Body recomposition; an alternative to weight-loss

These days you can barely log onto social media without a sponsored ad from one of the ever-growing number of personal training (PT) providers popping up on your timeline and offering you a total transformation in X amount of time. 

Many of these ads contain a ‘before and after’ picture of an existing client, complete with testimonial and many focus on the amount of weight lost, and the (usually short) amount of time it took to achieve this reduced poundage.

Striving for weight loss is commendable, especially in this age of convenient calories and ‘walk-deprivation’, but often, removing the excess intake (usually starting with sugar) and furiously stepping up the activity for a prescribed amount of time doesn’t really constitute a transformation; rather it’s a temporary period of calorie deficit that can’t fail to show on the scales, but hasn’t addressed the opportunity for long-term life-improvements that the arrival of a ready and willing client presents.

You see, in biological terms we humans are generalist animals – survival machines – that have populated almost every part of our world. We’re so successful as a species partly because we have amazing bodies honed (by evolution) for homeostasis – the inbuilt mechanism to control internal variables and keep our systems stable.

Let’s explain it this way; when you’ve held a certain bodyweight for a constant period –particularly 12 weeks or longer – this weight has become your ‘set point’. You’ve had time to grow all the extra nerves, lymph and capillaries (blood supply) to carry this new tissue (fat or otherwise). On the average weight-loss program, you’ll restrict calories in, less food (less calorie-dense food such as carbs and fats) and increase calories out (via exercise).

This cannot fail to force your survival-machine (body) to use your stored fat and glycogen (an energy source held in muscles and the liver) to preserve your critically-important and energy-costly functions, such as breathing and digestion, and you’ll lose weight.

However, your ‘set point’ is your previous weight. This explains why so many people who undergo rapid weight-loss simply rebound when they revert from a the intensive, PT-guided programme to what they hope will be an easier maintenance routine. 

But, there’s an alternative – body recomposition – and it offers not only an improved appearance but health, longevity and lifestyle benefits far beyond fitting into a wedding or holiday outfit for a while.

Non-injured human tissue is mostly regenerative – for example; every cell in any one of your bones will be totally replaced over a decade, and your skin cells over two weeks. This incredible capability comes with a caveat though… it’s truly ‘use it or lose it’.

Sedentary lifestyles and sitting-down jobs offer little opportunity to use the body as it was evolved to be used. We all know that muscles grow when (reasonably and consistently) over-used, and shrink when under-utilised. The same is true for tendons, ligaments, our lymph and blood delivery networks and even the parts of our brain and nervous system that ‘tell’ the muscles to move. Losing this tissue is known as atrophy, and atrophy is a characteristic of aging. 

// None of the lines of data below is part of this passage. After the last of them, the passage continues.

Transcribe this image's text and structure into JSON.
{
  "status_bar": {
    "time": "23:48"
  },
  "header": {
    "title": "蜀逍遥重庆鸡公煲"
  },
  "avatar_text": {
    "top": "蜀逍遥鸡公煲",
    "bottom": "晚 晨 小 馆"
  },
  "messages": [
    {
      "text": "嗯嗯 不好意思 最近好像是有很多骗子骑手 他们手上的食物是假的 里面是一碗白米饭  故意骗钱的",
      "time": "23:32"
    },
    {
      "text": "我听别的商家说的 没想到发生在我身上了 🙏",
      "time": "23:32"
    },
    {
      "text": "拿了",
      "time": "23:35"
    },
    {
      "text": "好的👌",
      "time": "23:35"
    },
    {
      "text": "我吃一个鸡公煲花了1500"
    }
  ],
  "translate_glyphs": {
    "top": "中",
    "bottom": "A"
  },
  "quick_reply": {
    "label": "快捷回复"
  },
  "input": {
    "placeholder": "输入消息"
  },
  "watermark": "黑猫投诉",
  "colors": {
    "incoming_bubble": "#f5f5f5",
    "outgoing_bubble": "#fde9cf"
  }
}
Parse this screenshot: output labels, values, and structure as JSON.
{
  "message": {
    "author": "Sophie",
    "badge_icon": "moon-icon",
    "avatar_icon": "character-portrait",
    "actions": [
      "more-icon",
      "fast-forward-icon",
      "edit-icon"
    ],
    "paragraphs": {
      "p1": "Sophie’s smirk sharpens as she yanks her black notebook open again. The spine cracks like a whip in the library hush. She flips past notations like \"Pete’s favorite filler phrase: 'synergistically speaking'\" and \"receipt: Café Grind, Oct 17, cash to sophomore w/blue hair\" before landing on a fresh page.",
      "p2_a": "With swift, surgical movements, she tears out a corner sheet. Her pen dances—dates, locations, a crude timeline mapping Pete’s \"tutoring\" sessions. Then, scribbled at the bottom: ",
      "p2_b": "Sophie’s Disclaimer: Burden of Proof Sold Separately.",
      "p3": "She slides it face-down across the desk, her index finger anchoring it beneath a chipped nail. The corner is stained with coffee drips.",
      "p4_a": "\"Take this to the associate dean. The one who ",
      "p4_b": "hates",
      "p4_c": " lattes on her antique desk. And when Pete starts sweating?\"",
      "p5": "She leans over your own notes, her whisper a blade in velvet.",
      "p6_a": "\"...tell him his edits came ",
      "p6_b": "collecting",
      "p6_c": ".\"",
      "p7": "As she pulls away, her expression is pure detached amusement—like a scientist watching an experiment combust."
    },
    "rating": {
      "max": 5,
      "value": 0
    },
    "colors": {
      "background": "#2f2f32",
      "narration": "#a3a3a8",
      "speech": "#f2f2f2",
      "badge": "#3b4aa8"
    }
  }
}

So, in this age of MRI scans and scientific research, we know that exercise causes the above tissues and functions to increase, and that when they begin to decrease, we age.

What’s more, bone and especially muscle (and to a lesser extent ligaments and tendons) are metabolically active –  that is, they require energy to maintain – and our energy comes from the food we eat; calories in. 

So, by regularly demanding slightly more of our muscles, bones, ligaments, tendons, brains and nervous systems, we can force them to up-regulate and thus upgrade ourselves. The best way to do this – regardless of who you may be, or what you may do – is to begin a strength and conditioning programme, particularly one that involves compound resistance exercises involving the prime movers of your body; your hips, your thighs and your back and shoulder musculature.

You won’t ‘bulk up’ (unless you really try to), but you’ll change. You probably won’t see dramatic weight loss on the scales, as the increases in muscle and bone (which weigh more than the equivalent volume of fatty tissue) will level this out. What you will see will definitely ‘outweigh’ this, however. Having more muscle, and the support systems for it, can allow you to burn more calories ‘at rest’, meaning less restrictions in your diet.

You’ll also find that your ‘set point’ changes. 

Reawakening the need to produce collagen (to build stronger tendons and ligaments) in your body will improve the function across the board – skin usually improves on well-designed strength programmes. Mental function and balance improve as your body learns new movements and responds accordingly. Last but not least, the movement of blood around the body improves health generally, mood and heart function.

So if you want to make a true transformation, don’t think ‘weight loss’, think ‘body recomposition’, and go and become the strongest version of yourself. You’ll find it’s the healthiest, best ‘you’ you’ve ever known, we guarantee it.